Public projects offer volunteers the opportunity to contribute to the removal or modification of fences that pose avoidable threats to wildlife while fragmenting vital habitat. JHWF and its “Fence Team” leaders also work on a number of private projects with landowners throughout the summer toward the same end.
Public fence projects typically occur on Saturdays usually from 9am – 2pm with a lunch break. On some projects, half-day “shifts” are available. While listed dates are subject to change or cancellation due to weather and other conditions, JHWF encourages volunteers to save the dates in order to ensure that all can participate as their schedule allows.
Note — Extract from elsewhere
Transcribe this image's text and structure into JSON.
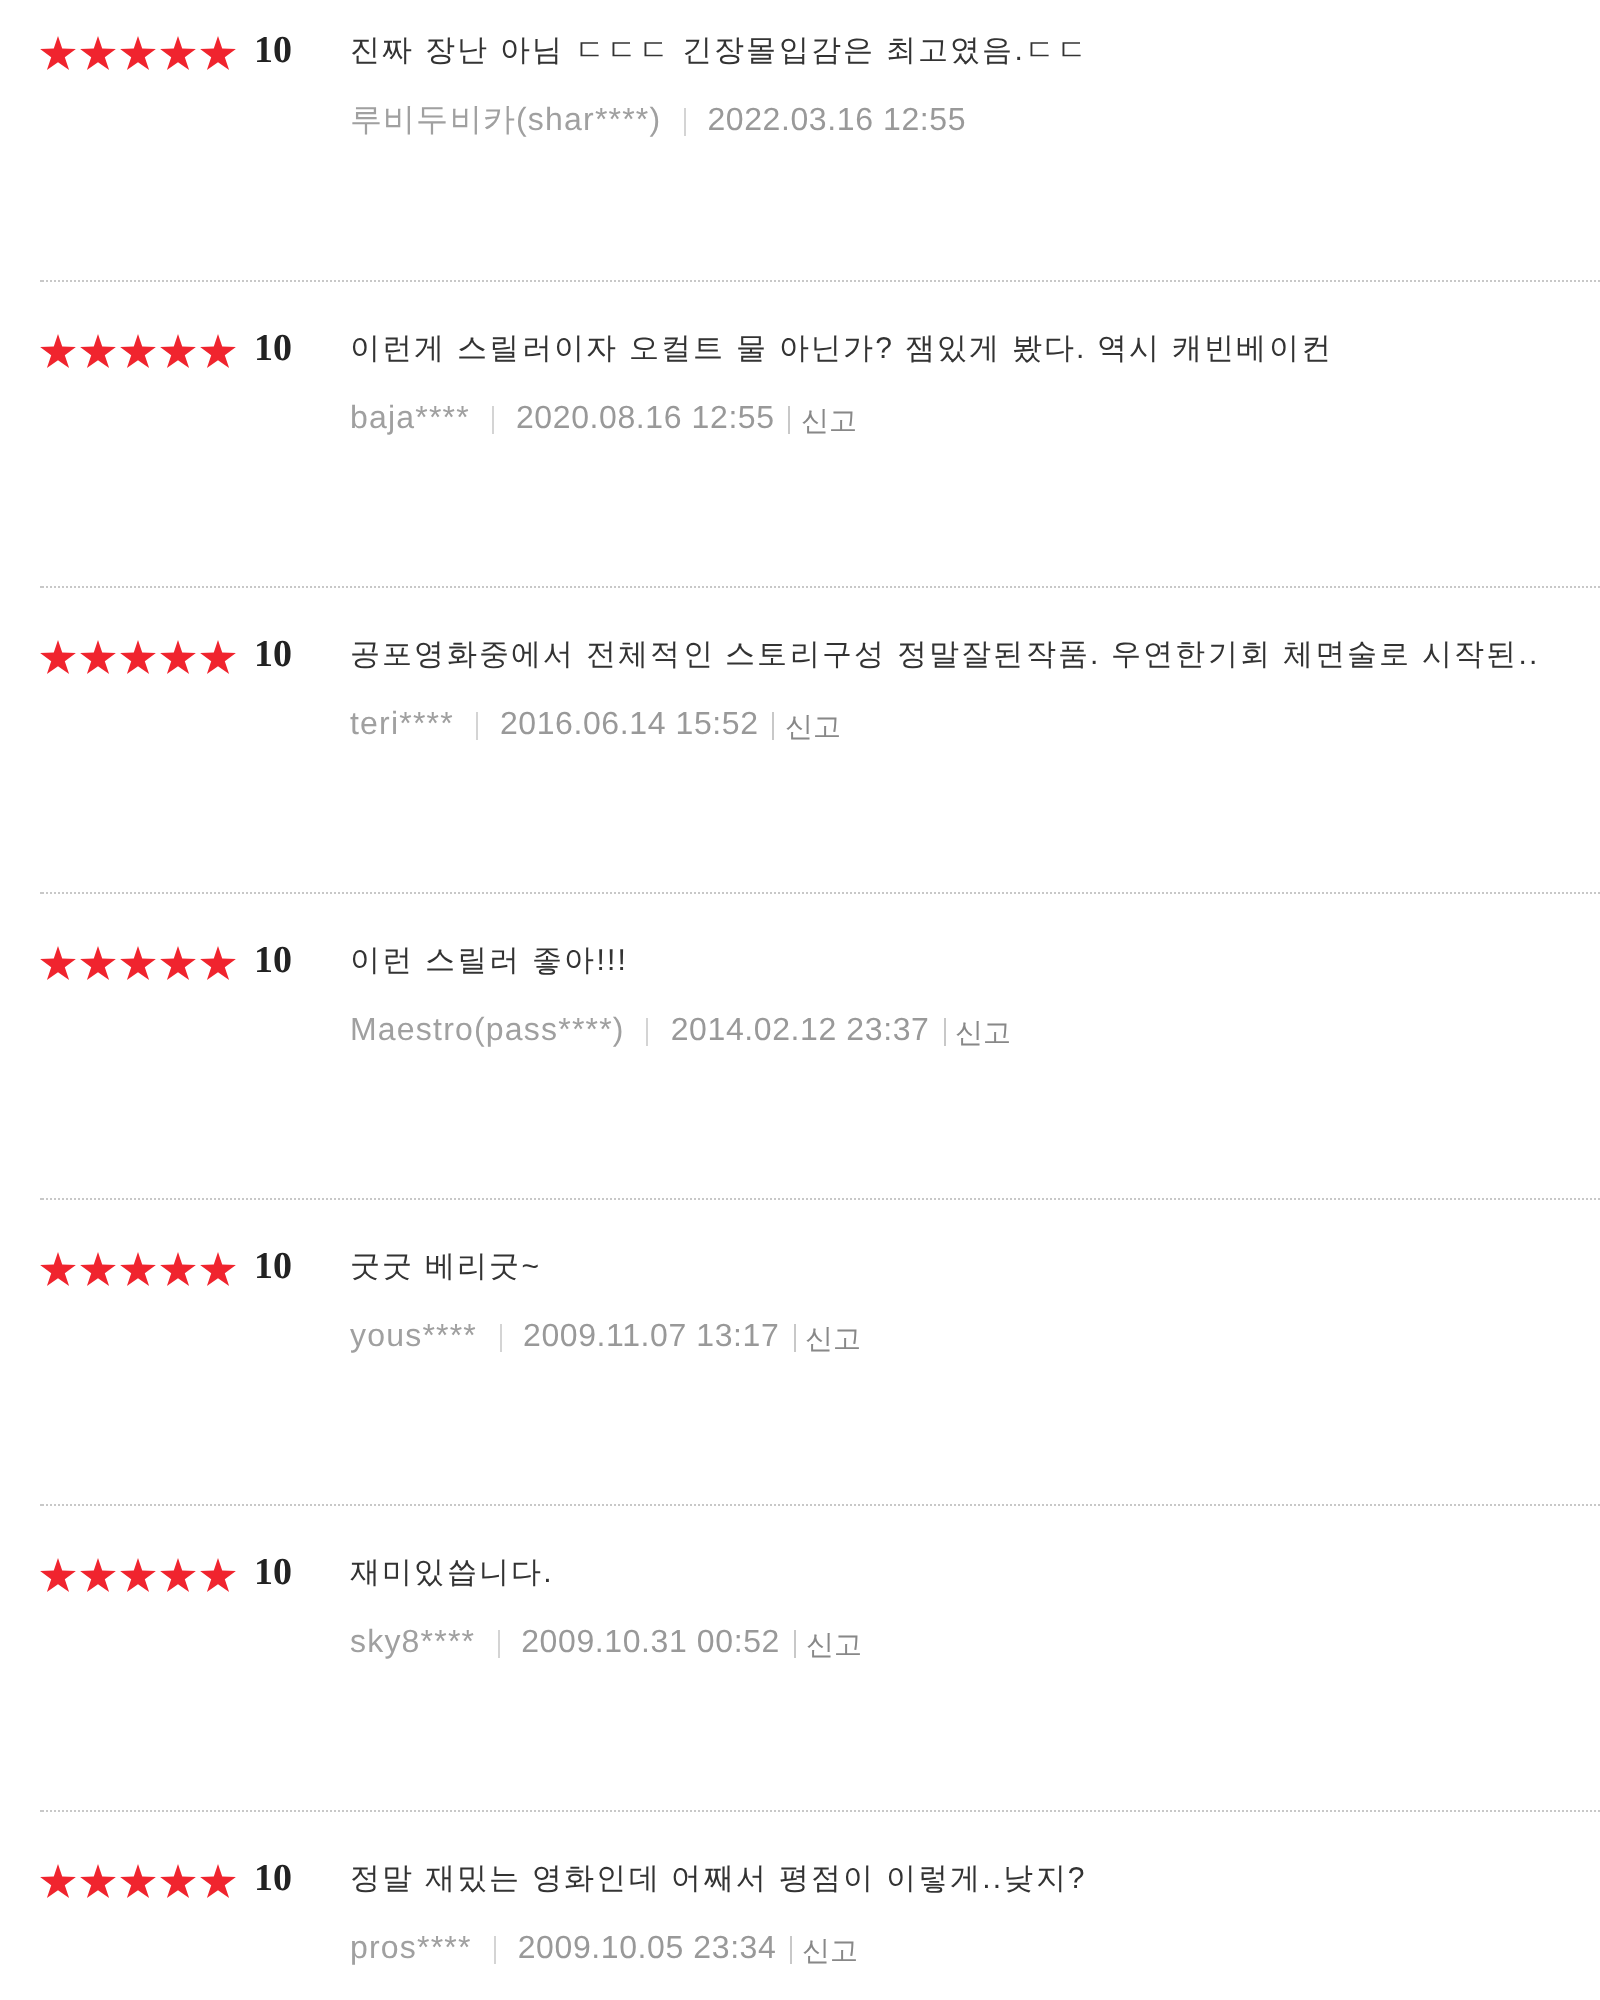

JHWF will require an RSVP from each volunteer in advance to ensure that we have the ideal number of volunteers for each project. Interested volunteers receive an email invitation and RSVP request about two weeks prior to the project date with the description, details and other logistics outlined. Please email firstname.lastname@example.org or email@example.com if you are not currently receiving fence project updates and would like to, or if you have questions about volunteering.
Wildlife Friendlier Fencing Public Project Dates 2017:
- June 3
- June 17
- July 15
- July 29
- August 12
- August 26
- September 16
- September 30 – Public Lands Day
Photo credits: Sava Malachowski